The benefits of certified palm oil – measured with LCA?

This week, I am at the Round Table on Sustainable Palm Oil (RSPO) Annual Meeting. Once again you might say. I have been fortunate enough to also attending the Annual Meeting in Medan in 2013. 2.-0 LCA consultants have a long history of providing data and methodology to enable a more sustainable production of palm oil from 2004 where I started my Ph.D. study on LCA of palm oil and rapeseed oil. You can see my speech at the meeting in Medan here:

Palm oil is used in a multitude of products and palm oil is the oil that is affected when there are changes in the demand for unspecified vegetable oil (Schmidt and Weidema 2008). Therefore, it is important to address the potential environmental impacts that the palm oil production might have in an informed and facts based way – using life cycle thinking.

Fortunately, consumers are increasingly demanding products containing palm oil produced without harm to the environment. The industry has responded to this demand by creating the Roundtable on Sustainable Palm Oil (RSPO). Furthermore, a certification system has been developed to ensure sustainable palm oil production.

But how much better is the environmental profile of RSPO certified palm oil actually when compared to non-certified palm oil in the market? And what does the certification mean from a life cycle perspective? These answers we do not yet have.

Therefore we have initiated a crowd-funded initiative: Certified Palm oil Club

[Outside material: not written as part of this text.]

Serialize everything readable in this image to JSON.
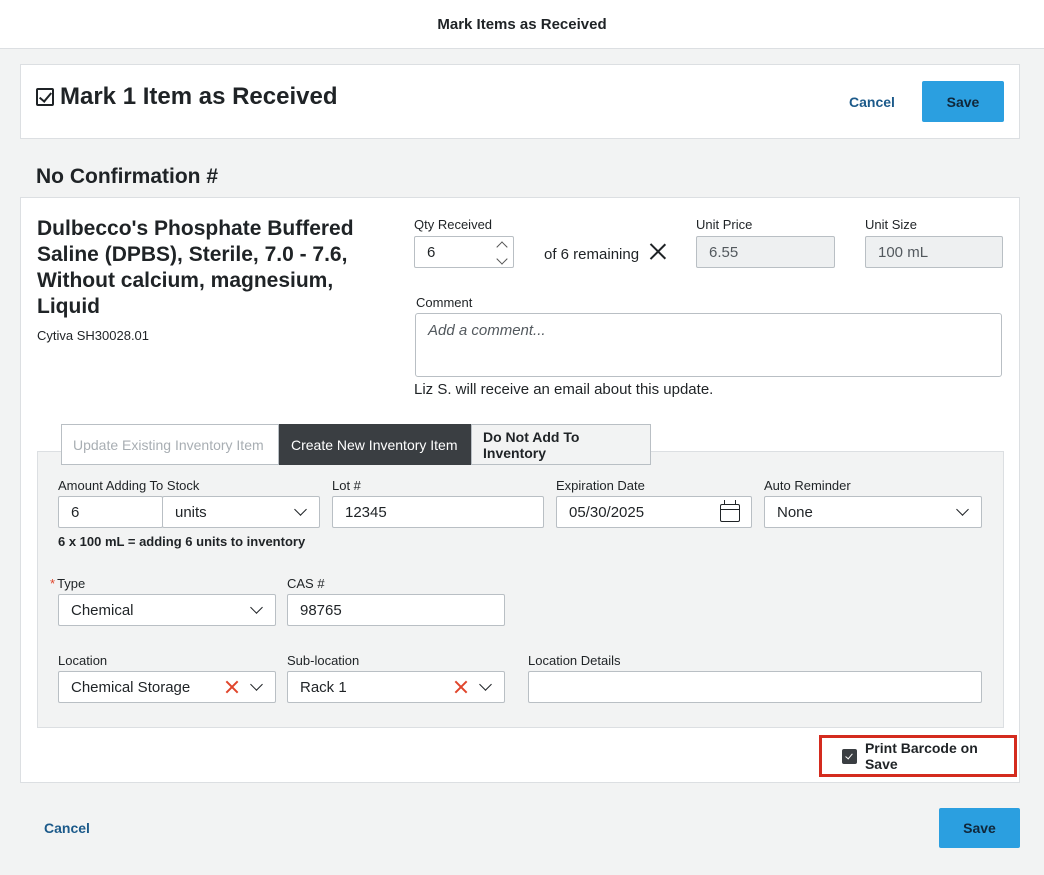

The initiative aims to provide a complete cradle-to-gate LCA study, including oil palm cultivation, palm oil mill and refinery, as well as other relevant upstream processes. We will cover a wide set of environmental impact categories, including GHG emissions and biodiversity impacts and offsetting hereof from nature conservation. Furthermore, the initiative will address both direct and indirect land use changes, which are also important in relation to a sustainable palm oil production.

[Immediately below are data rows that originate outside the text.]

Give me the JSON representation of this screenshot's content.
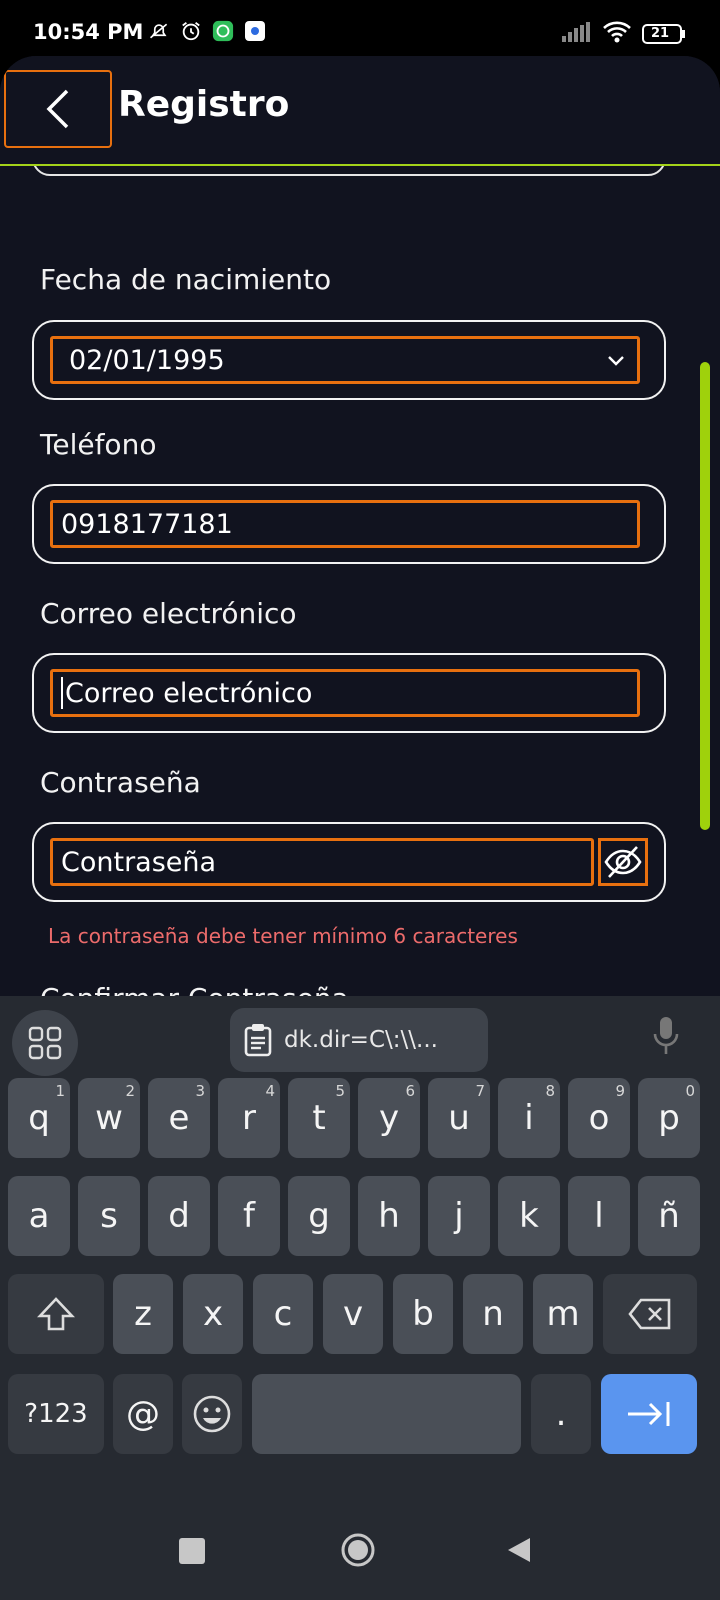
{
  "status_bar": {
    "time": "10:54 PM",
    "left_icons": [
      "mute-icon",
      "alarm-icon",
      "whatsapp-icon",
      "app-icon"
    ],
    "right_icons": [
      "signal-icon",
      "wifi-icon",
      "battery-icon"
    ],
    "battery": "21"
  },
  "header": {
    "title": "Registro"
  },
  "form": {
    "birthdate": {
      "label": "Fecha de nacimiento",
      "value": "02/01/1995"
    },
    "phone": {
      "label": "Teléfono",
      "value": "0918177181"
    },
    "email": {
      "label": "Correo electrónico",
      "placeholder": "Correo electrónico"
    },
    "password": {
      "label": "Contraseña",
      "placeholder": "Contraseña",
      "error": "La contraseña debe tener mínimo 6 caracteres"
    },
    "confirm_password": {
      "label": "Confirmar Contraseña"
    }
  },
  "keyboard": {
    "clipboard_text": "dk.dir=C\\:\\\\...",
    "row1": [
      {
        "k": "q",
        "h": "1"
      },
      {
        "k": "w",
        "h": "2"
      },
      {
        "k": "e",
        "h": "3"
      },
      {
        "k": "r",
        "h": "4"
      },
      {
        "k": "t",
        "h": "5"
      },
      {
        "k": "y",
        "h": "6"
      },
      {
        "k": "u",
        "h": "7"
      },
      {
        "k": "i",
        "h": "8"
      },
      {
        "k": "o",
        "h": "9"
      },
      {
        "k": "p",
        "h": "0"
      }
    ],
    "row2": [
      "a",
      "s",
      "d",
      "f",
      "g",
      "h",
      "j",
      "k",
      "l",
      "ñ"
    ],
    "row3": [
      "z",
      "x",
      "c",
      "v",
      "b",
      "n",
      "m"
    ],
    "symbols_label": "?123",
    "at_label": "@",
    "period_label": "."
  }
}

With this project, we both provide stakeholders in the palm oil value chain with highly valuable information, and we demonstrate what LCA should be used for – i.e. fostering improvements instead of just document the current status.

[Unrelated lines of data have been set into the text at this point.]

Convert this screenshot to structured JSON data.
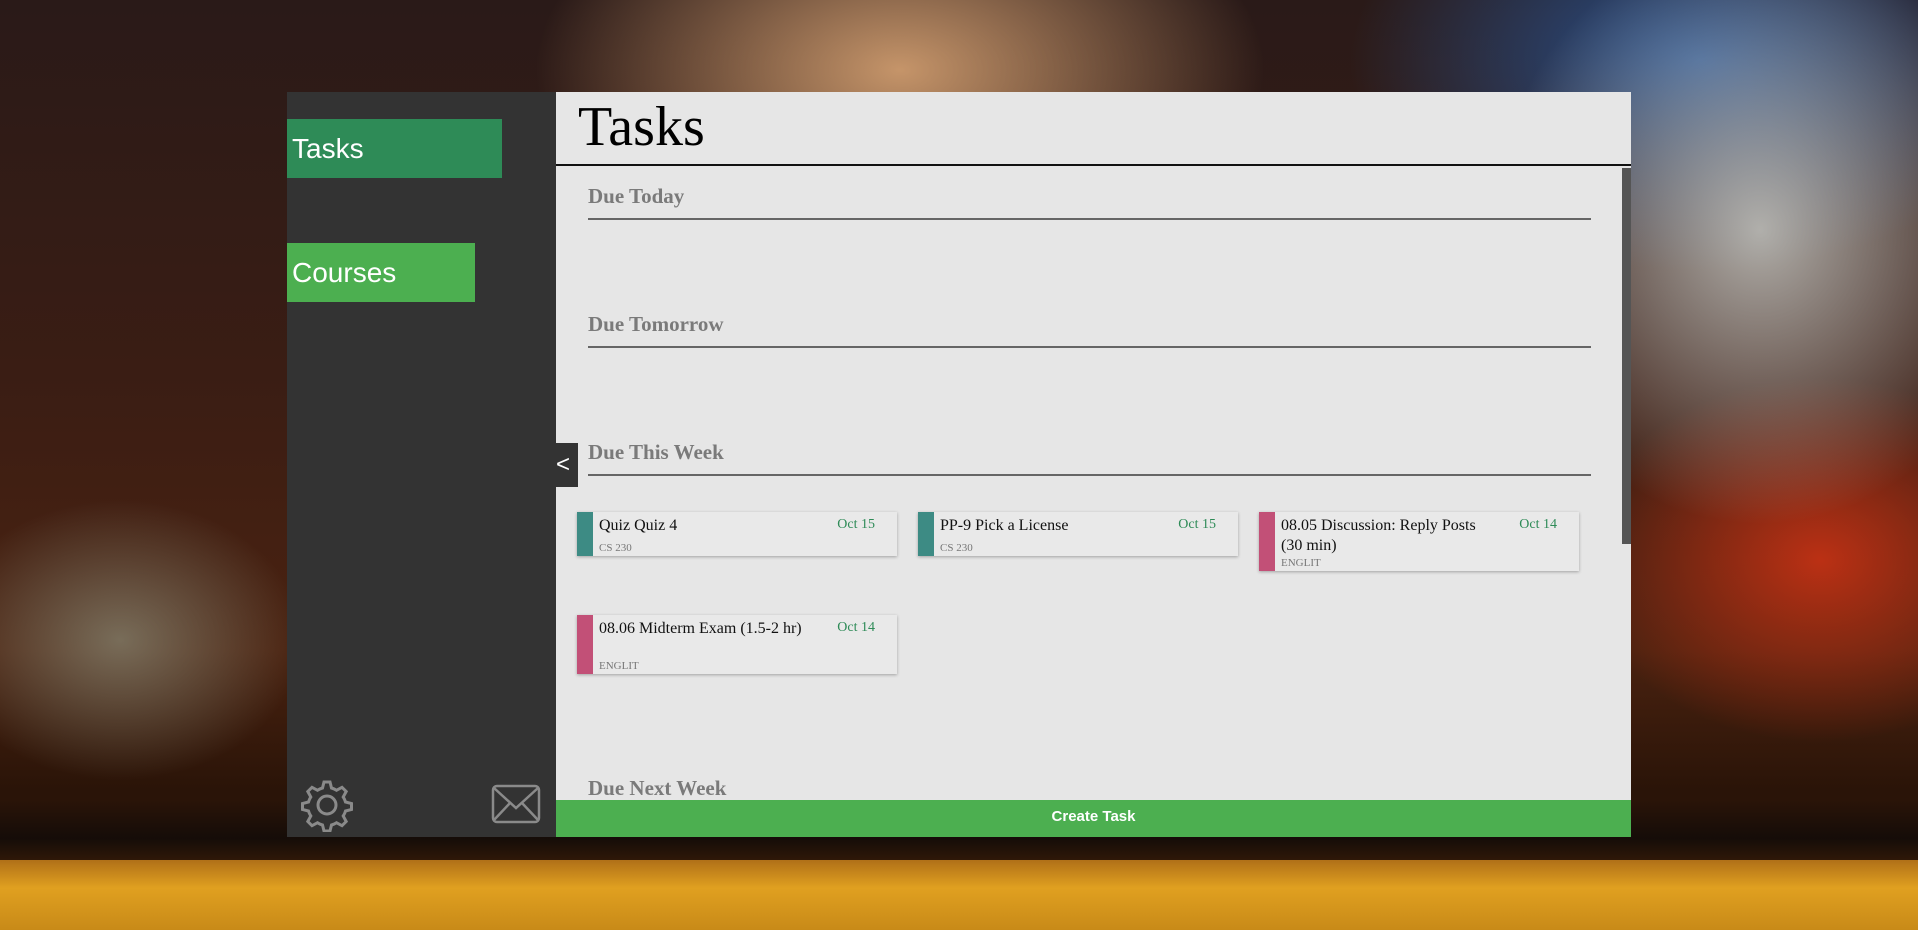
{
  "nav": {
    "tasks_label": "Tasks",
    "courses_label": "Courses"
  },
  "header": {
    "title": "Tasks"
  },
  "sidebar": {
    "collapse_label": "<"
  },
  "sections": {
    "today": "Due Today",
    "tomorrow": "Due Tomorrow",
    "this_week": "Due This Week",
    "next_week": "Due Next Week"
  },
  "tasks": [
    {
      "title": "Quiz Quiz 4",
      "date": "Oct 15",
      "course": "CS 230",
      "color": "#3d8b84"
    },
    {
      "title": "PP-9 Pick a License",
      "date": "Oct 15",
      "course": "CS 230",
      "color": "#3d8b84"
    },
    {
      "title": "08.05 Discussion: Reply Posts (30 min)",
      "date": "Oct 14",
      "course": "ENGLIT",
      "color": "#c25077"
    },
    {
      "title": "08.06 Midterm Exam (1.5-2 hr)",
      "date": "Oct 14",
      "course": "ENGLIT",
      "color": "#c25077"
    }
  ],
  "footer": {
    "create_label": "Create Task"
  },
  "colors": {
    "accent_dark": "#2e8b57",
    "accent": "#4caf50",
    "sidebar": "#333333",
    "panel": "#e6e6e6"
  },
  "icons": {
    "settings": "gear-icon",
    "mail": "mail-icon"
  }
}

You can read more about the initiative on our project page.


Schmidt (2013). Video of presentation in Medan 2013

Schmidt J H, Weidema B P (2008). Shift in the marginal supply of vegetable oil. International Journal of Life Cycle Assessment 13(3):235‑239.